TASK:
Please retype the data in full, exactly as given.

Component data from apps and pages:

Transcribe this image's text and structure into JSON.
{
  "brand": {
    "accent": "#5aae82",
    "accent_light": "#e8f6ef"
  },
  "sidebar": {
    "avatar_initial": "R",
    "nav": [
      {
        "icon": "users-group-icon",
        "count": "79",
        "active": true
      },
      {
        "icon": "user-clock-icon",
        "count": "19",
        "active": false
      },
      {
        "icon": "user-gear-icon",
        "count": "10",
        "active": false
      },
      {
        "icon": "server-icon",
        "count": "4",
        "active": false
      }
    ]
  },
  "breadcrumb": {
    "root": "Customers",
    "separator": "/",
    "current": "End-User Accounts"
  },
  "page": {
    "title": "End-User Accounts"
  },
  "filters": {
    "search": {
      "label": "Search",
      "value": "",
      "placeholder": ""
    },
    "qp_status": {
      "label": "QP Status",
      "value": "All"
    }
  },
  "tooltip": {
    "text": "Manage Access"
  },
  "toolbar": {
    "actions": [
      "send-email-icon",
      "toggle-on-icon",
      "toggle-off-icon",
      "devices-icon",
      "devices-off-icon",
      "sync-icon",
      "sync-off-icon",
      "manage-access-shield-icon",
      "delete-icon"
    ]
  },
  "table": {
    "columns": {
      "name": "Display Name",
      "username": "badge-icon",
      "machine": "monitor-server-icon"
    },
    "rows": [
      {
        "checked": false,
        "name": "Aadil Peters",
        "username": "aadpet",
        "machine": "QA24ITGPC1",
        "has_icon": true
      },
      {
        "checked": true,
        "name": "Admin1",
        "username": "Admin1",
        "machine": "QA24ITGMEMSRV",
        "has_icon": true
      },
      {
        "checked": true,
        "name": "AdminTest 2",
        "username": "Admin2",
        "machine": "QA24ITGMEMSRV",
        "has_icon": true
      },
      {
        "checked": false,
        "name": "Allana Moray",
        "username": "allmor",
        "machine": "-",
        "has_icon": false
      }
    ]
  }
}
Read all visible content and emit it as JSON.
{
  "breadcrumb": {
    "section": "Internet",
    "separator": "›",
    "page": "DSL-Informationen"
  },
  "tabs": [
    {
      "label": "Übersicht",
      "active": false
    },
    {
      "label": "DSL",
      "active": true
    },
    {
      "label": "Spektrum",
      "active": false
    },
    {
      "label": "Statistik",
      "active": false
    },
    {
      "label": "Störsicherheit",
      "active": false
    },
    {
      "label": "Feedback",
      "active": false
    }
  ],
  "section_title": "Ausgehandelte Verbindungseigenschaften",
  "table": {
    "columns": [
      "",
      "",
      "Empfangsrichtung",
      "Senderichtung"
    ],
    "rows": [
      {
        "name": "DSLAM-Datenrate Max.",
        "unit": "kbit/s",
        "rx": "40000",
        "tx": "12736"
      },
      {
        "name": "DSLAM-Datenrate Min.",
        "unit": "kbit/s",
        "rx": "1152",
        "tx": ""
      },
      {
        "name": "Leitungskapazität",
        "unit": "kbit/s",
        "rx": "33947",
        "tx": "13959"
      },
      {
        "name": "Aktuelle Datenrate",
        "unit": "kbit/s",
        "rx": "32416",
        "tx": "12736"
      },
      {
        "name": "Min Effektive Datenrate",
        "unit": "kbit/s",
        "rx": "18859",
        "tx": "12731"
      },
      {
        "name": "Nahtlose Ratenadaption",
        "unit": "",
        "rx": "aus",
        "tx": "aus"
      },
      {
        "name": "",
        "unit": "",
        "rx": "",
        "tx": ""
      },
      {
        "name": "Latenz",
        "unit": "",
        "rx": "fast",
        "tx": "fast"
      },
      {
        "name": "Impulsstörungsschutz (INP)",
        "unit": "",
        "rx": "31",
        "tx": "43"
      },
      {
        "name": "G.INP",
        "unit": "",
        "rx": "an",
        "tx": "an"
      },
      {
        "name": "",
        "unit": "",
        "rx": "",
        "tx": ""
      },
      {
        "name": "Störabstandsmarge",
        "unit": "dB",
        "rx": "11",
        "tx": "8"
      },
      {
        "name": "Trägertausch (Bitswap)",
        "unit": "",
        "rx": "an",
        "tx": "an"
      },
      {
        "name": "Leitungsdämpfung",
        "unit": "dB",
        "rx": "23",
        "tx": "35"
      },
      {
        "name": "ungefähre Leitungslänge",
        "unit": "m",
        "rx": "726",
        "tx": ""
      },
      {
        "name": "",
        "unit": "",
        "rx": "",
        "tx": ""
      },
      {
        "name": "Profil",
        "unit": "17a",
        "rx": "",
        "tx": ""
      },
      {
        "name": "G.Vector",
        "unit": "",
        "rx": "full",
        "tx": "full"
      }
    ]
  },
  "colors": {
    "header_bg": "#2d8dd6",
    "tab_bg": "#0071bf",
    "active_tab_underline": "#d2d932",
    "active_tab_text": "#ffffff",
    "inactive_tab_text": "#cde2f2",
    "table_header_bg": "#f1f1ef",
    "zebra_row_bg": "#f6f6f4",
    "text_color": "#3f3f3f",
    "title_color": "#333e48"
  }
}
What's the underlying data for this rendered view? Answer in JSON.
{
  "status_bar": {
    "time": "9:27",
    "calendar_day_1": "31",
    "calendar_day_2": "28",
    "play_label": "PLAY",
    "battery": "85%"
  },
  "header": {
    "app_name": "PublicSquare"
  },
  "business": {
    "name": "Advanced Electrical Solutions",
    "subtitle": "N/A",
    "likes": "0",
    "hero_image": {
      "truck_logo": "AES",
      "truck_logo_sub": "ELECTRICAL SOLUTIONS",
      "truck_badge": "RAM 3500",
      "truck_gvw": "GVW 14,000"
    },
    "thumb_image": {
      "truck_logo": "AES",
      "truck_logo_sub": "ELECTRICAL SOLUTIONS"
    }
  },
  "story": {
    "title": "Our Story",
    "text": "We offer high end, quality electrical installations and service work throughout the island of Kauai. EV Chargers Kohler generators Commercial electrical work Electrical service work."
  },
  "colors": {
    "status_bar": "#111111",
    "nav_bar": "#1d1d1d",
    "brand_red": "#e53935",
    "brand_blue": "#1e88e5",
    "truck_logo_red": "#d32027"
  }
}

ANSWER TO THIS TASK:
Transcribe this image's text and structure into JSON.
{
  "brand": {
    "accent": "#5aae82",
    "accent_light": "#e8f6ef"
  },
  "sidebar": {
    "avatar_initial": "R",
    "nav": [
      {
        "icon": "users-group-icon",
        "count": "79",
        "active": true
      },
      {
        "icon": "user-clock-icon",
        "count": "19",
        "active": false
      },
      {
        "icon": "user-gear-icon",
        "count": "10",
        "active": false
      },
      {
        "icon": "server-icon",
        "count": "4",
        "active": false
      }
    ]
  },
  "breadcrumb": {
    "root": "Customers",
    "separator": "/",
    "current": "End-User Accounts"
  },
  "page": {
    "title": "End-User Accounts"
  },
  "filters": {
    "search": {
      "label": "Search",
      "value": "",
      "placeholder": ""
    },
    "qp_status": {
      "label": "QP Status",
      "value": "All"
    }
  },
  "tooltip": {
    "text": "Manage Access"
  },
  "toolbar": {
    "actions": [
      "send-email-icon",
      "toggle-on-icon",
      "toggle-off-icon",
      "devices-icon",
      "devices-off-icon",
      "sync-icon",
      "sync-off-icon",
      "manage-access-shield-icon",
      "delete-icon"
    ]
  },
  "table": {
    "columns": {
      "name": "Display Name",
      "username": "badge-icon",
      "machine": "monitor-server-icon"
    },
    "rows": [
      {
        "checked": false,
        "name": "Aadil Peters",
        "username": "aadpet",
        "machine": "QA24ITGPC1",
        "has_icon": true
      },
      {
        "checked": true,
        "name": "Admin1",
        "username": "Admin1",
        "machine": "QA24ITGMEMSRV",
        "has_icon": true
      },
      {
        "checked": true,
        "name": "AdminTest 2",
        "username": "Admin2",
        "machine": "QA24ITGMEMSRV",
        "has_icon": true
      },
      {
        "checked": false,
        "name": "Allana Moray",
        "username": "allmor",
        "machine": "-",
        "has_icon": false
      }
    ]
  }
}
Read all visible content and emit it as JSON.
{
  "breadcrumb": {
    "section": "Internet",
    "separator": "›",
    "page": "DSL-Informationen"
  },
  "tabs": [
    {
      "label": "Übersicht",
      "active": false
    },
    {
      "label": "DSL",
      "active": true
    },
    {
      "label": "Spektrum",
      "active": false
    },
    {
      "label": "Statistik",
      "active": false
    },
    {
      "label": "Störsicherheit",
      "active": false
    },
    {
      "label": "Feedback",
      "active": false
    }
  ],
  "section_title": "Ausgehandelte Verbindungseigenschaften",
  "table": {
    "columns": [
      "",
      "",
      "Empfangsrichtung",
      "Senderichtung"
    ],
    "rows": [
      {
        "name": "DSLAM-Datenrate Max.",
        "unit": "kbit/s",
        "rx": "40000",
        "tx": "12736"
      },
      {
        "name": "DSLAM-Datenrate Min.",
        "unit": "kbit/s",
        "rx": "1152",
        "tx": ""
      },
      {
        "name": "Leitungskapazität",
        "unit": "kbit/s",
        "rx": "33947",
        "tx": "13959"
      },
      {
        "name": "Aktuelle Datenrate",
        "unit": "kbit/s",
        "rx": "32416",
        "tx": "12736"
      },
      {
        "name": "Min Effektive Datenrate",
        "unit": "kbit/s",
        "rx": "18859",
        "tx": "12731"
      },
      {
        "name": "Nahtlose Ratenadaption",
        "unit": "",
        "rx": "aus",
        "tx": "aus"
      },
      {
        "name": "",
        "unit": "",
        "rx": "",
        "tx": ""
      },
      {
        "name": "Latenz",
        "unit": "",
        "rx": "fast",
        "tx": "fast"
      },
      {
        "name": "Impulsstörungsschutz (INP)",
        "unit": "",
        "rx": "31",
        "tx": "43"
      },
      {
        "name": "G.INP",
        "unit": "",
        "rx": "an",
        "tx": "an"
      },
      {
        "name": "",
        "unit": "",
        "rx": "",
        "tx": ""
      },
      {
        "name": "Störabstandsmarge",
        "unit": "dB",
        "rx": "11",
        "tx": "8"
      },
      {
        "name": "Trägertausch (Bitswap)",
        "unit": "",
        "rx": "an",
        "tx": "an"
      },
      {
        "name": "Leitungsdämpfung",
        "unit": "dB",
        "rx": "23",
        "tx": "35"
      },
      {
        "name": "ungefähre Leitungslänge",
        "unit": "m",
        "rx": "726",
        "tx": ""
      },
      {
        "name": "",
        "unit": "",
        "rx": "",
        "tx": ""
      },
      {
        "name": "Profil",
        "unit": "17a",
        "rx": "",
        "tx": ""
      },
      {
        "name": "G.Vector",
        "unit": "",
        "rx": "full",
        "tx": "full"
      }
    ]
  },
  "colors": {
    "header_bg": "#2d8dd6",
    "tab_bg": "#0071bf",
    "active_tab_underline": "#d2d932",
    "active_tab_text": "#ffffff",
    "inactive_tab_text": "#cde2f2",
    "table_header_bg": "#f1f1ef",
    "zebra_row_bg": "#f6f6f4",
    "text_color": "#3f3f3f",
    "title_color": "#333e48"
  }
}
What's the underlying data for this rendered view? Answer in JSON.
{
  "status_bar": {
    "time": "9:27",
    "calendar_day_1": "31",
    "calendar_day_2": "28",
    "play_label": "PLAY",
    "battery": "85%"
  },
  "header": {
    "app_name": "PublicSquare"
  },
  "business": {
    "name": "Advanced Electrical Solutions",
    "subtitle": "N/A",
    "likes": "0",
    "hero_image": {
      "truck_logo": "AES",
      "truck_logo_sub": "ELECTRICAL SOLUTIONS",
      "truck_badge": "RAM 3500",
      "truck_gvw": "GVW 14,000"
    },
    "thumb_image": {
      "truck_logo": "AES",
      "truck_logo_sub": "ELECTRICAL SOLUTIONS"
    }
  },
  "story": {
    "title": "Our Story",
    "text": "We offer high end, quality electrical installations and service work throughout the island of Kauai. EV Chargers Kohler generators Commercial electrical work Electrical service work."
  },
  "colors": {
    "status_bar": "#111111",
    "nav_bar": "#1d1d1d",
    "brand_red": "#e53935",
    "brand_blue": "#1e88e5",
    "truck_logo_red": "#d32027"
  }
}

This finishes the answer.